Assignment =>
Tally the lines of these entries that include "Assay"; respond with only that tally.

Excerpted data =>
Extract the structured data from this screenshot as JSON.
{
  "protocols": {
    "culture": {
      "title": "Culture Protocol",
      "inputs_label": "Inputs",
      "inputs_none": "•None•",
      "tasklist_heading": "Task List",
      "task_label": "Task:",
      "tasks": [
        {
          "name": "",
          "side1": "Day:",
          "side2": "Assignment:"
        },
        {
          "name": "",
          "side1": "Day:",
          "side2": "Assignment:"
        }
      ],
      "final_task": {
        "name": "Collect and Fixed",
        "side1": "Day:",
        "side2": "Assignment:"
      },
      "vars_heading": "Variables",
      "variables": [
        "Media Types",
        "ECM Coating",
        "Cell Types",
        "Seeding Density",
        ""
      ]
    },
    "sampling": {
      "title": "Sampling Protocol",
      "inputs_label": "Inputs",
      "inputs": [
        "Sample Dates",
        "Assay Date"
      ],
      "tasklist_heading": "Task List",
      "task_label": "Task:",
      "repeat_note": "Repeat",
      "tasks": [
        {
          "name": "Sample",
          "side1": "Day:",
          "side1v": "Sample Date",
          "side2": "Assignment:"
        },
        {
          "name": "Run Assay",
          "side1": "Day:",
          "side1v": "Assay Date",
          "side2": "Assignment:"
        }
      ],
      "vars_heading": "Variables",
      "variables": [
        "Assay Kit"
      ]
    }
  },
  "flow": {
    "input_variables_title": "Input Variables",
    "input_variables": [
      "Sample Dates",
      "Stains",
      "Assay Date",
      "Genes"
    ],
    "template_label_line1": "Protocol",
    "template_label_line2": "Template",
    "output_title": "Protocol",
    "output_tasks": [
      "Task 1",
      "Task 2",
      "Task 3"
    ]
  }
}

Your response =>
5